December 25, 1995
PARIS — Sixteen days into the national rail strike nothing is moving. Hundreds of thousands of phone and power workers, subway and bus workers, municipal workers, teachers, hospital and other government workers, as well as students, have joined rail workers in a nationwide social protest movement against government plans to drastically reduce social security benefits.
“The strike was prompted by two things,” said Jean-Paul Danard, an engineer at the Montparnasse station. “The plan to cut social security payments and raise the minimum retirement age from 50 to 55, and the plan to privatize the railroads with the possible layoff of as many as 30,000 workers.”
“What we are fighting for is a different kind of society,” Dominique Larchet said. “A job is not a privilege, a wage is not a privilege.”
December 25, 1970
NEW YORK, Dec. 12 — Six hundred women braved freezing rain today to march for an end to all restrictions on abortion. On the eve of the march, it was expanded to include a defense of feminist Kate Millett.
The Dec. 14 issue of Time singled out Millett, author of Sexual Politics, for attack. Millett has recently acknowledged that she is bisexual. “This disclosure,” Time concludes, “is bound to discredit her as a spokeswoman for her cause, cast further doubts on her theories, and reinforce the views of those who routinely dismiss all liberationists as lesbians.”
The march established the Women’s Strike Coalition, a united front of close to 100 organizations, as a group that is prepared to respond to every form of oppression women face, be it from Time magazine or the city government.
December 22, 1945
General Motors has been howling “illegal” at the CIO auto workers’ picket lines. It began to call in the “law.” General Motors is paving the way for strikebreaking through injunctions. Sheriffs and federal marshals will be waving court orders before every picket line.
It’s been tried in at least two important auto strikes before. Toledo and Flint. The first, the birthplace of the fighting traditions of the UAW-CIO in the Toledo Auto-Lite Strike of 1934. The second, the center of the “sit-down” strike of 1937 that first humbled the General Motors empire.
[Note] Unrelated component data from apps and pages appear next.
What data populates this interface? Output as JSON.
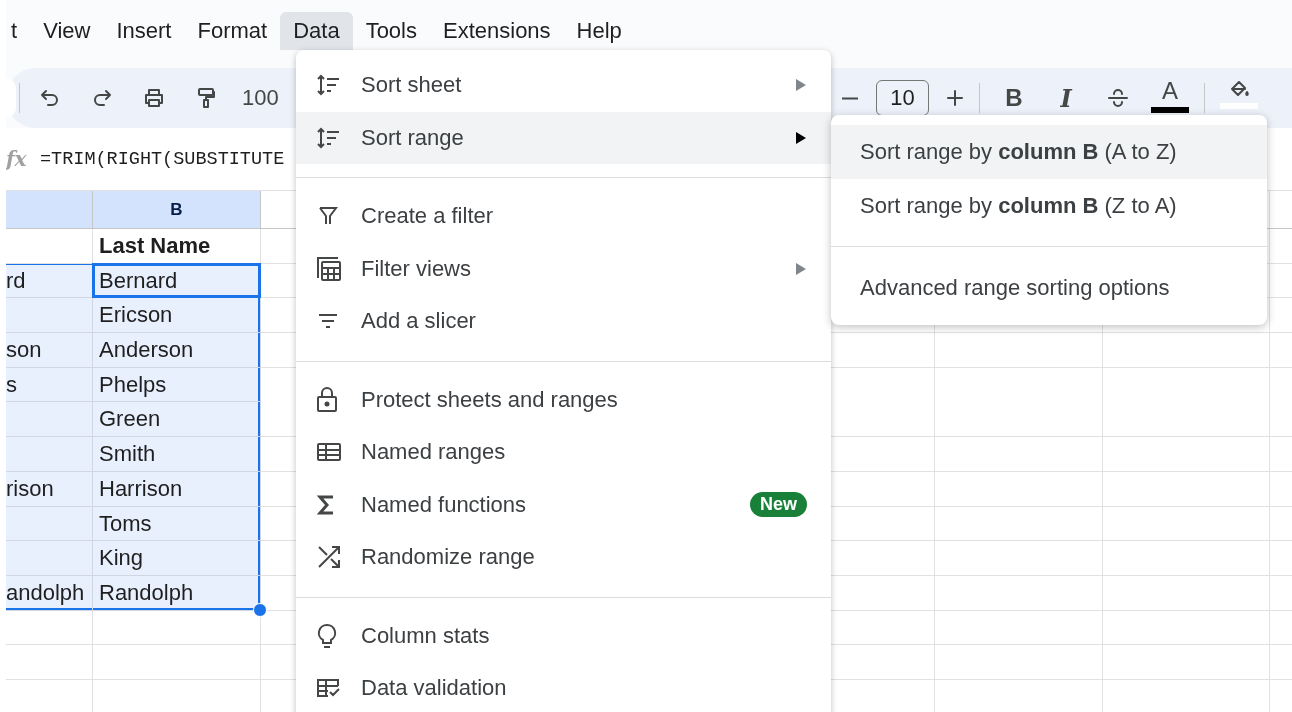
{
  "menubar": {
    "items": [
      {
        "label": "t",
        "selected": false
      },
      {
        "label": "View",
        "selected": false
      },
      {
        "label": "Insert",
        "selected": false
      },
      {
        "label": "Format",
        "selected": false
      },
      {
        "label": "Data",
        "selected": true
      },
      {
        "label": "Tools",
        "selected": false
      },
      {
        "label": "Extensions",
        "selected": false
      },
      {
        "label": "Help",
        "selected": false
      }
    ]
  },
  "toolbar": {
    "zoom": "100",
    "font_size": "10",
    "bold": "B",
    "italic": "I",
    "text_color_glyph": "A"
  },
  "formula_bar": {
    "function_label": "fx",
    "formula": "=TRIM(RIGHT(SUBSTITUTE"
  },
  "grid": {
    "columns": [
      {
        "selected": true
      },
      {
        "label": "B",
        "selected": true
      }
    ],
    "rows": [
      {
        "kind": "header",
        "column_b": "Last Name",
        "selected": false,
        "active": false
      },
      {
        "kind": "data",
        "column_a": "rd",
        "column_b": "Bernard",
        "selected": true,
        "active": true
      },
      {
        "kind": "data",
        "column_b": "Ericson",
        "selected": true,
        "active": false
      },
      {
        "kind": "data",
        "column_a": "son",
        "column_b": "Anderson",
        "selected": true,
        "active": false
      },
      {
        "kind": "data",
        "column_a": "s",
        "column_b": "Phelps",
        "selected": true,
        "active": false
      },
      {
        "kind": "data",
        "column_b": "Green",
        "selected": true,
        "active": false
      },
      {
        "kind": "data",
        "column_b": "Smith",
        "selected": true,
        "active": false
      },
      {
        "kind": "data",
        "column_a": "rison",
        "column_b": "Harrison",
        "selected": true,
        "active": false
      },
      {
        "kind": "data",
        "column_b": "Toms",
        "selected": true,
        "active": false
      },
      {
        "kind": "data",
        "column_b": "King",
        "selected": true,
        "active": false
      },
      {
        "kind": "data",
        "column_a": "andolph",
        "column_b": "Randolph",
        "selected": true,
        "active": false
      }
    ]
  },
  "data_menu": {
    "sections": [
      {
        "items": [
          {
            "label": "Sort sheet",
            "submenu": true,
            "selected": false
          },
          {
            "label": "Sort range",
            "submenu": true,
            "selected": true
          }
        ]
      },
      {
        "items": [
          {
            "label": "Create a filter",
            "submenu": false,
            "selected": false
          },
          {
            "label": "Filter views",
            "submenu": true,
            "selected": false
          },
          {
            "label": "Add a slicer",
            "submenu": false,
            "selected": false
          }
        ]
      },
      {
        "items": [
          {
            "label": "Protect sheets and ranges",
            "submenu": false,
            "selected": false
          },
          {
            "label": "Named ranges",
            "submenu": false,
            "selected": false
          },
          {
            "label": "Named functions",
            "submenu": false,
            "selected": false,
            "badge": "New"
          },
          {
            "label": "Randomize range",
            "submenu": false,
            "selected": false
          }
        ]
      },
      {
        "items": [
          {
            "label": "Column stats",
            "submenu": false,
            "selected": false
          },
          {
            "label": "Data validation",
            "submenu": false,
            "selected": false
          }
        ]
      }
    ]
  },
  "submenu": {
    "sections": [
      {
        "items": [
          {
            "label": "Sort range by **column B** (A to Z)",
            "selected": true
          },
          {
            "label": "Sort range by **column B** (Z to A)",
            "selected": false
          }
        ]
      },
      {
        "items": [
          {
            "label": "Advanced range sorting options",
            "selected": false
          }
        ]
      }
    ]
  }
}
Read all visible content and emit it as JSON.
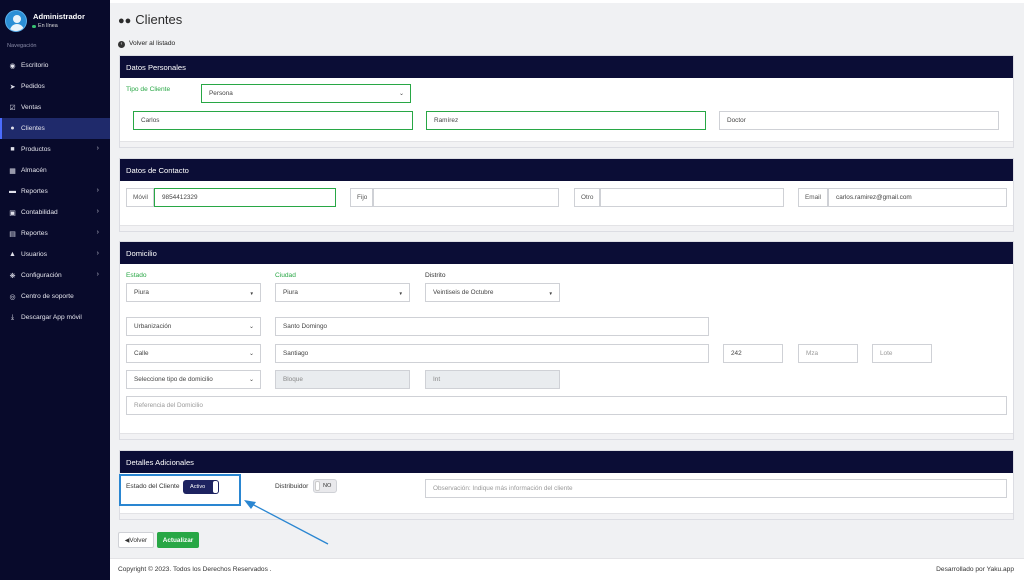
{
  "user": {
    "name": "Administrador",
    "status": "En línea"
  },
  "nav": {
    "section": "Navegación",
    "items": [
      {
        "label": "Escritorio",
        "icon": "dashboard-icon"
      },
      {
        "label": "Pedidos",
        "icon": "paper-plane-icon"
      },
      {
        "label": "Ventas",
        "icon": "check-square-icon"
      },
      {
        "label": "Clientes",
        "icon": "users-icon",
        "active": true
      },
      {
        "label": "Productos",
        "icon": "box-icon",
        "expandable": true
      },
      {
        "label": "Almacén",
        "icon": "warehouse-icon"
      },
      {
        "label": "Reportes",
        "icon": "truck-icon",
        "expandable": true
      },
      {
        "label": "Contabilidad",
        "icon": "ledger-icon",
        "expandable": true
      },
      {
        "label": "Reportes",
        "icon": "chart-icon",
        "expandable": true
      },
      {
        "label": "Usuarios",
        "icon": "user-icon",
        "expandable": true
      },
      {
        "label": "Configuración",
        "icon": "cogs-icon",
        "expandable": true
      },
      {
        "label": "Centro de soporte",
        "icon": "lifebuoy-icon"
      },
      {
        "label": "Descargar App móvil",
        "icon": "download-icon"
      }
    ]
  },
  "page": {
    "title": "Clientes",
    "back_link": "Volver al listado"
  },
  "personal": {
    "header": "Datos Personales",
    "client_type_label": "Tipo de Cliente",
    "client_type_value": "Persona",
    "first_name": "Carlos",
    "last_name": "Ramírez",
    "title_value": "Doctor"
  },
  "contact": {
    "header": "Datos de Contacto",
    "mobile_label": "Móvil",
    "mobile_value": "9854412329",
    "phone_label": "Fijo",
    "phone_value": "",
    "other_label": "Otro",
    "other_value": "",
    "email_label": "Email",
    "email_value": "carlos.ramirez@gmail.com"
  },
  "address": {
    "header": "Domicilio",
    "state_label": "Estado",
    "state_value": "Piura",
    "city_label": "Ciudad",
    "city_value": "Piura",
    "district_label": "Distrito",
    "district_value": "Veintiseis de Octubre",
    "zone_type": "Urbanización",
    "zone_name": "Santo Domingo",
    "street_type": "Calle",
    "street_name": "Santiago",
    "number": "242",
    "block_placeholder": "Mza",
    "lot_placeholder": "Lote",
    "home_type": "Seleccione tipo de domicilio",
    "building_placeholder": "Bloque",
    "interior_placeholder": "Int",
    "reference_placeholder": "Referencia del Domicilio"
  },
  "extra": {
    "header": "Detalles Adicionales",
    "status_label": "Estado del Cliente",
    "status_value": "Activo",
    "distributor_label": "Distribuidor",
    "distributor_value": "NO",
    "notes_placeholder": "Observación: Indique más información del cliente"
  },
  "actions": {
    "back_label": "Volver",
    "save_label": "Actualizar"
  },
  "footer": {
    "copyright": "Copyright © 2023. Todos los Derechos Reservados .",
    "credit": "Desarrollado por Yaku.app"
  },
  "colors": {
    "sidebar": "#080a2b",
    "header": "#0b0d36",
    "accent_green": "#28a745",
    "annotation_blue": "#2a86d1"
  }
}
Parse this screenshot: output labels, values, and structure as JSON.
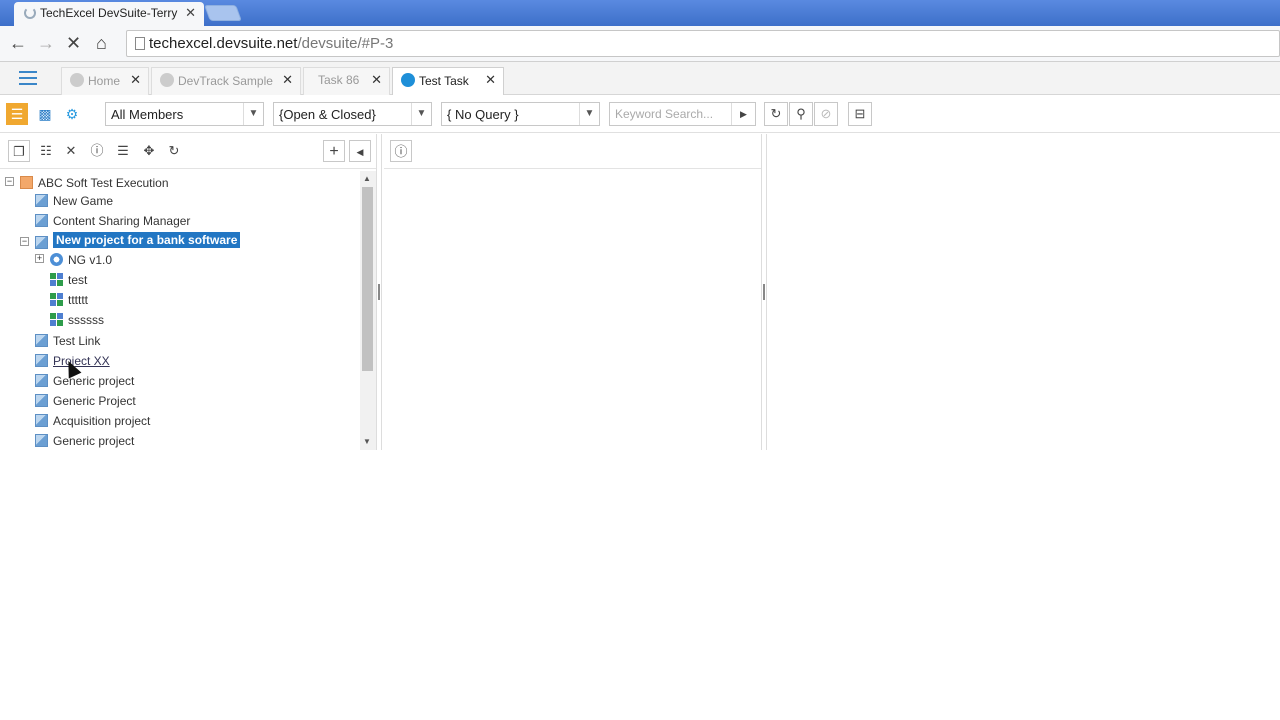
{
  "browser": {
    "tab_title": "TechExcel DevSuite-Terry",
    "url_host": "techexcel.devsuite.net",
    "url_path": "/devsuite/#P-3"
  },
  "app_tabs": [
    {
      "label": "Home"
    },
    {
      "label": "DevTrack Sample"
    },
    {
      "label": "Task 86"
    },
    {
      "label": "Test Task"
    }
  ],
  "filters": {
    "members": "All Members",
    "status": "{Open & Closed}",
    "query": "{ No Query }",
    "keyword_placeholder": "Keyword Search..."
  },
  "tree": {
    "items": [
      {
        "label": "ABC Soft Test Execution"
      },
      {
        "label": "New Game"
      },
      {
        "label": "Content Sharing Manager"
      },
      {
        "label": "New project for a bank software"
      },
      {
        "label": "NG v1.0"
      },
      {
        "label": "test"
      },
      {
        "label": "tttttt"
      },
      {
        "label": "ssssss"
      },
      {
        "label": "Test Link"
      },
      {
        "label": "Project XX"
      },
      {
        "label": "Generic project"
      },
      {
        "label": "Generic Project"
      },
      {
        "label": "Acquisition project"
      },
      {
        "label": "Generic project"
      }
    ]
  },
  "colors": {
    "accent": "#2276c3",
    "browser_bar": "#4a7cd4"
  }
}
In each struggle, the strike boiled down to one question: How would the strikers meet the challenge of injunctions issued through the collusion of big money and compliant judges? In both cases, the answer was: “We will defy them!” And by successful defiance, the workers won.